## Directions for this task
Count how many lines of the material below have the word "demo" and give only the number.

■ ■ ■

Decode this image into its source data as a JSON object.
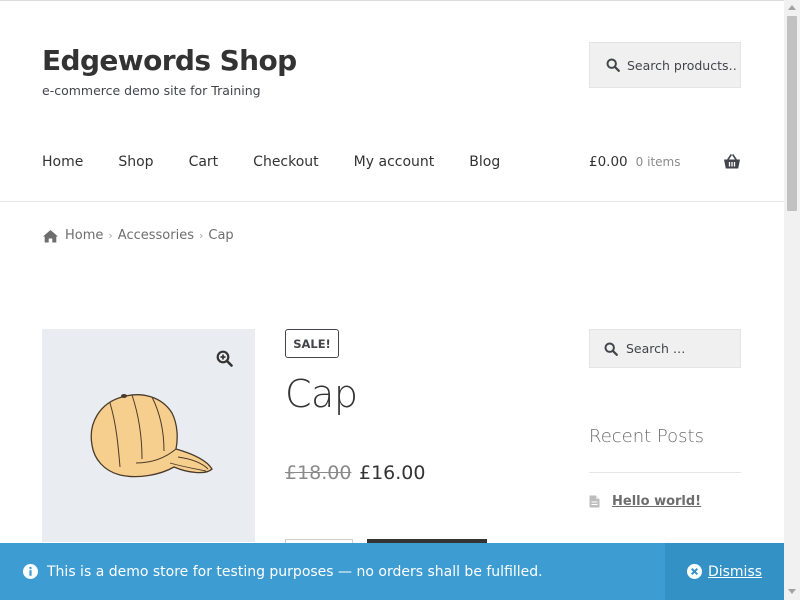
{
  "site": {
    "title": "Edgewords Shop",
    "description": "e-commerce demo site for Training"
  },
  "header_search": {
    "placeholder": "Search products…",
    "icon": "search-icon"
  },
  "nav": {
    "items": [
      {
        "label": "Home"
      },
      {
        "label": "Shop"
      },
      {
        "label": "Cart"
      },
      {
        "label": "Checkout"
      },
      {
        "label": "My account"
      },
      {
        "label": "Blog"
      }
    ]
  },
  "cart": {
    "amount": "£0.00",
    "count": "0 items",
    "icon": "basket-icon"
  },
  "breadcrumb": {
    "home": "Home",
    "category": "Accessories",
    "current": "Cap",
    "separator": "›"
  },
  "product": {
    "badge": "SALE!",
    "title": "Cap",
    "price_old": "£18.00",
    "price_new": "£16.00",
    "image_icon": "cap-image",
    "zoom_icon": "zoom-icon"
  },
  "sidebar": {
    "search_placeholder": "Search …",
    "recent_title": "Recent Posts",
    "recent_posts": [
      {
        "label": "Hello world!"
      }
    ]
  },
  "notice": {
    "text": "This is a demo store for testing purposes — no orders shall be fulfilled.",
    "dismiss_label": "Dismiss"
  },
  "colors": {
    "notice_bg": "#3d9cd2",
    "dismiss_bg": "#3491c6",
    "text_dark": "#333333",
    "gallery_bg": "#e9edf1"
  }
}
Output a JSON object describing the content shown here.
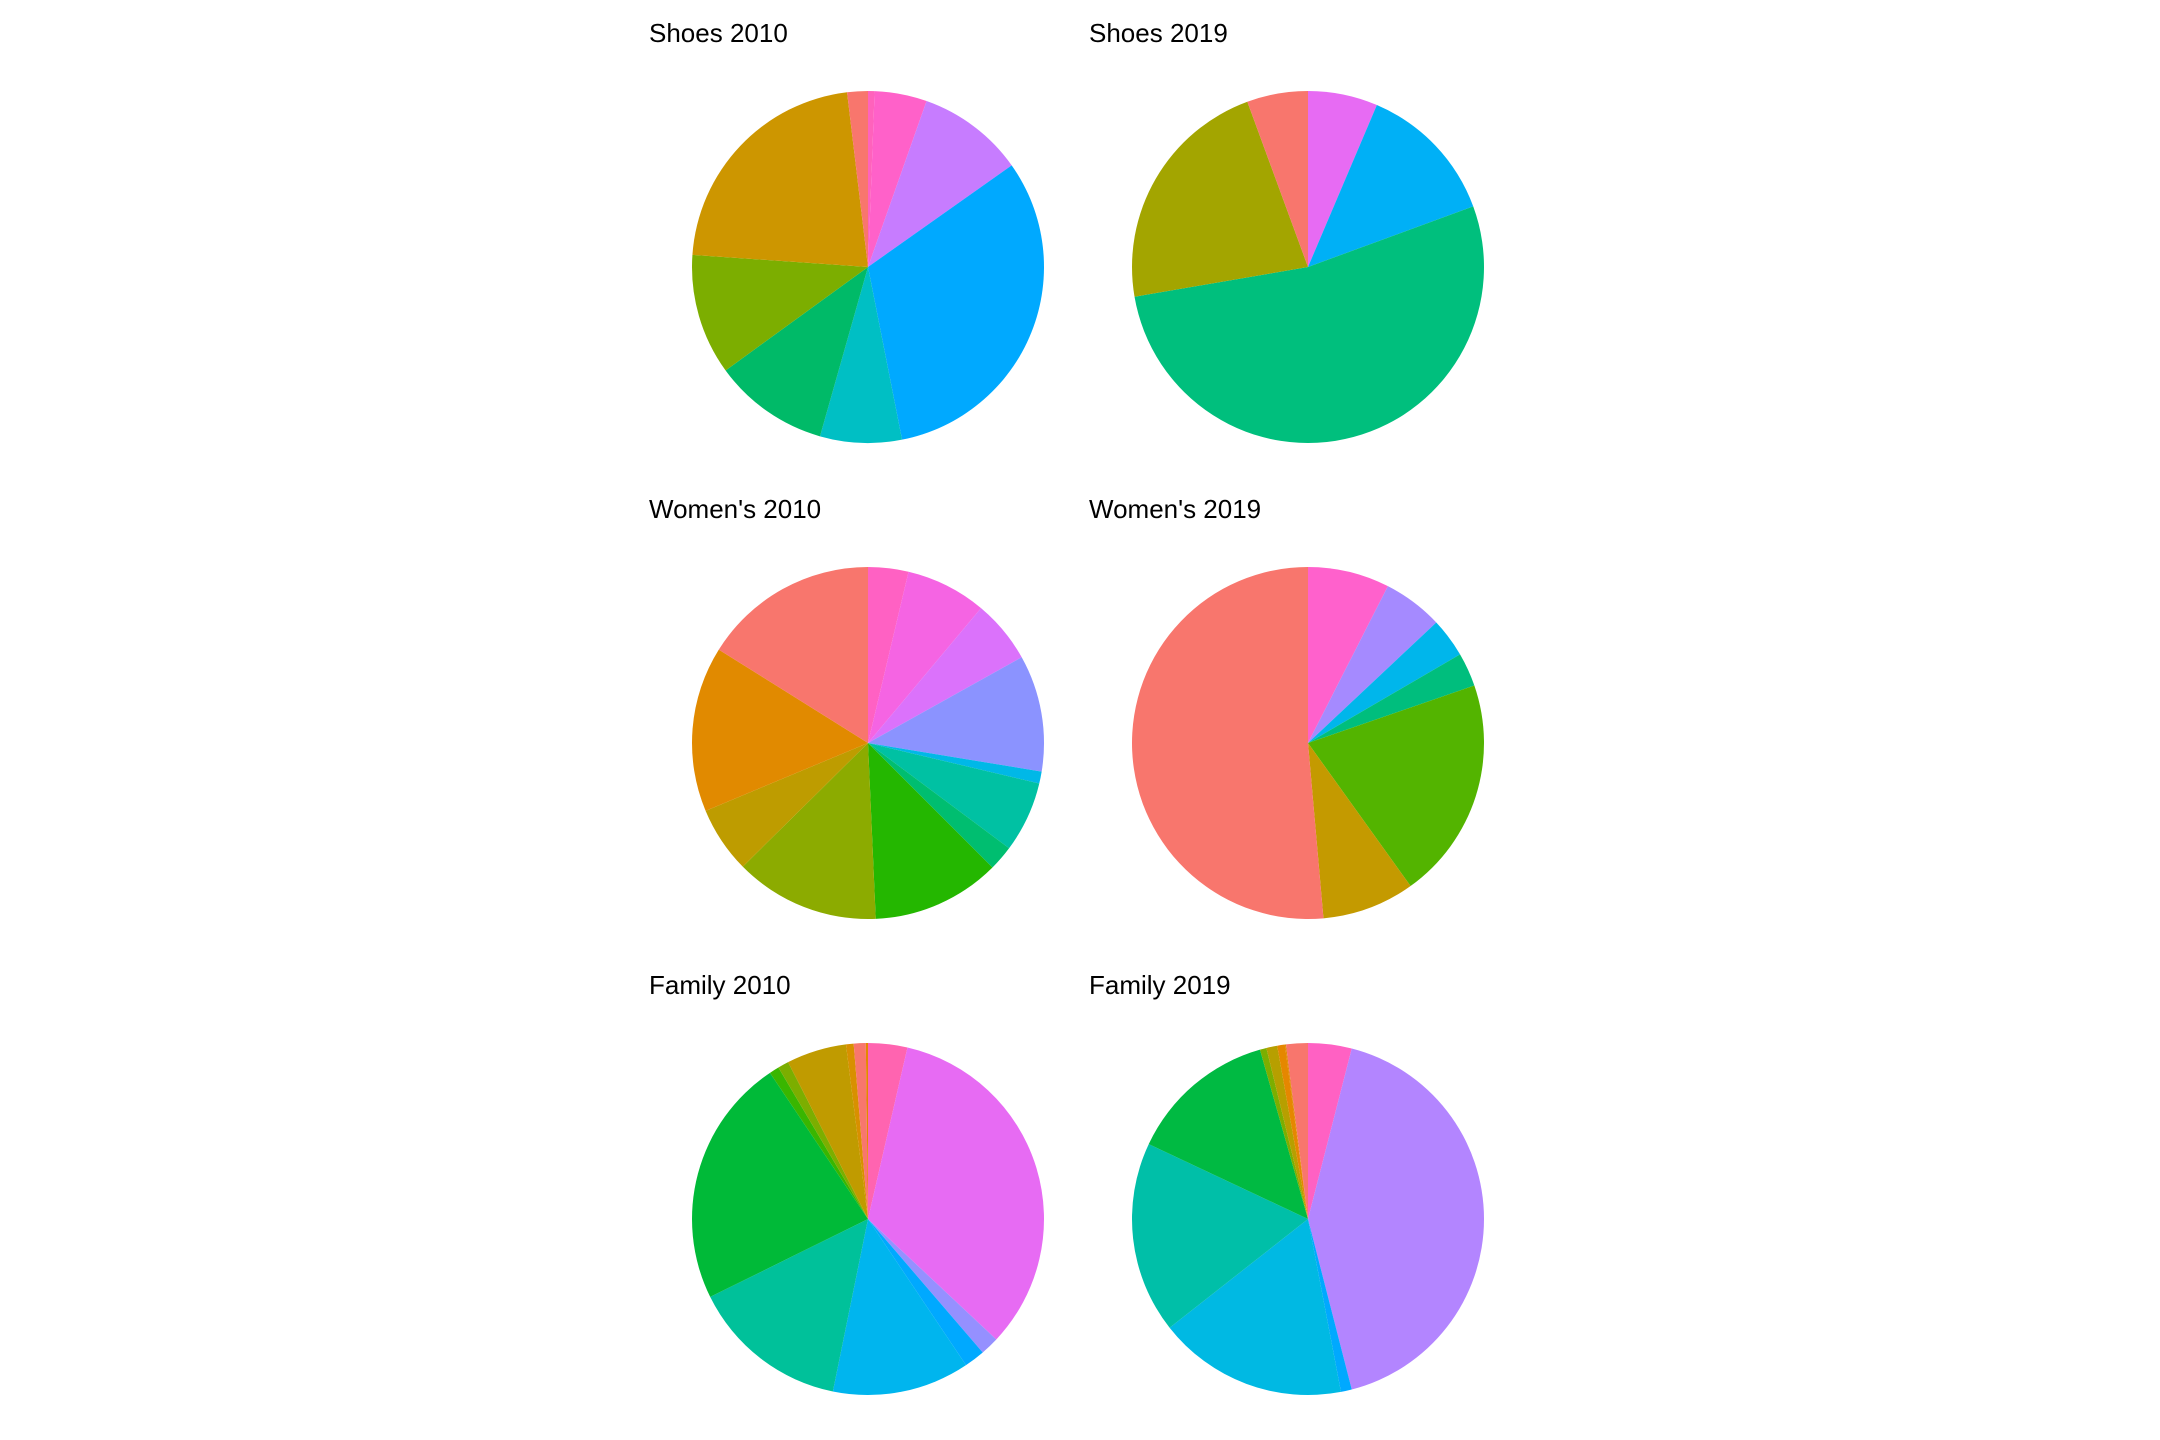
{
  "chart_data": [
    {
      "type": "pie",
      "title": "Shoes 2010",
      "slices": [
        {
          "value": 0.6,
          "color": "#FF62BC"
        },
        {
          "value": 4.8,
          "color": "#FF61C9"
        },
        {
          "value": 9.8,
          "color": "#C77CFF"
        },
        {
          "value": 31.7,
          "color": "#00A9FF"
        },
        {
          "value": 7.5,
          "color": "#00BFC4"
        },
        {
          "value": 10.6,
          "color": "#00BA68"
        },
        {
          "value": 11.1,
          "color": "#7CAE00"
        },
        {
          "value": 22.0,
          "color": "#CD9600"
        },
        {
          "value": 1.9,
          "color": "#F8766D"
        }
      ]
    },
    {
      "type": "pie",
      "title": "Shoes 2019",
      "slices": [
        {
          "value": 6.4,
          "color": "#E76BF3"
        },
        {
          "value": 13.0,
          "color": "#00B0F6"
        },
        {
          "value": 52.9,
          "color": "#00BF7D"
        },
        {
          "value": 22.1,
          "color": "#A3A500"
        },
        {
          "value": 5.6,
          "color": "#F8766D"
        }
      ]
    },
    {
      "type": "pie",
      "title": "Women's 2010",
      "slices": [
        {
          "value": 3.7,
          "color": "#FF61C3"
        },
        {
          "value": 7.4,
          "color": "#F564E3"
        },
        {
          "value": 5.8,
          "color": "#DB72FB"
        },
        {
          "value": 10.7,
          "color": "#8B93FF"
        },
        {
          "value": 1.1,
          "color": "#00B8E7"
        },
        {
          "value": 6.5,
          "color": "#00C1A3"
        },
        {
          "value": 2.3,
          "color": "#00BE70"
        },
        {
          "value": 11.8,
          "color": "#24B700"
        },
        {
          "value": 13.3,
          "color": "#8CAB00"
        },
        {
          "value": 6.1,
          "color": "#BE9C00"
        },
        {
          "value": 15.2,
          "color": "#E18A00"
        },
        {
          "value": 16.1,
          "color": "#F8766D"
        }
      ]
    },
    {
      "type": "pie",
      "title": "Women's 2019",
      "slices": [
        {
          "value": 7.5,
          "color": "#FF61CC"
        },
        {
          "value": 5.5,
          "color": "#A58AFF"
        },
        {
          "value": 3.6,
          "color": "#00B6EB"
        },
        {
          "value": 3.1,
          "color": "#00BE7D"
        },
        {
          "value": 20.4,
          "color": "#53B400"
        },
        {
          "value": 8.5,
          "color": "#C49A00"
        },
        {
          "value": 51.4,
          "color": "#F8766D"
        }
      ]
    },
    {
      "type": "pie",
      "title": "Family 2010",
      "slices": [
        {
          "value": 3.6,
          "color": "#FF64B0"
        },
        {
          "value": 33.4,
          "color": "#E76BF3"
        },
        {
          "value": 1.7,
          "color": "#9590FF"
        },
        {
          "value": 1.9,
          "color": "#00A9FF"
        },
        {
          "value": 12.6,
          "color": "#00B5EE"
        },
        {
          "value": 14.5,
          "color": "#00C19A"
        },
        {
          "value": 22.9,
          "color": "#00BA38"
        },
        {
          "value": 0.9,
          "color": "#39B600"
        },
        {
          "value": 1.0,
          "color": "#7CAE00"
        },
        {
          "value": 5.5,
          "color": "#C09B00"
        },
        {
          "value": 0.7,
          "color": "#D89000"
        },
        {
          "value": 1.1,
          "color": "#F8766D"
        },
        {
          "value": 0.2,
          "color": "#E58700"
        }
      ]
    },
    {
      "type": "pie",
      "title": "Family 2019",
      "slices": [
        {
          "value": 4.0,
          "color": "#FF61C3"
        },
        {
          "value": 42.0,
          "color": "#B385FF"
        },
        {
          "value": 1.0,
          "color": "#00A9FF"
        },
        {
          "value": 17.4,
          "color": "#00B9E3"
        },
        {
          "value": 17.6,
          "color": "#00BFA8"
        },
        {
          "value": 13.6,
          "color": "#00BA42"
        },
        {
          "value": 0.6,
          "color": "#7CAE00"
        },
        {
          "value": 1.0,
          "color": "#B79F00"
        },
        {
          "value": 0.7,
          "color": "#E58700"
        },
        {
          "value": 0.1,
          "color": "#DE8C00"
        },
        {
          "value": 2.0,
          "color": "#F8766D"
        }
      ]
    }
  ]
}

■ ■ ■

## Exercise output
2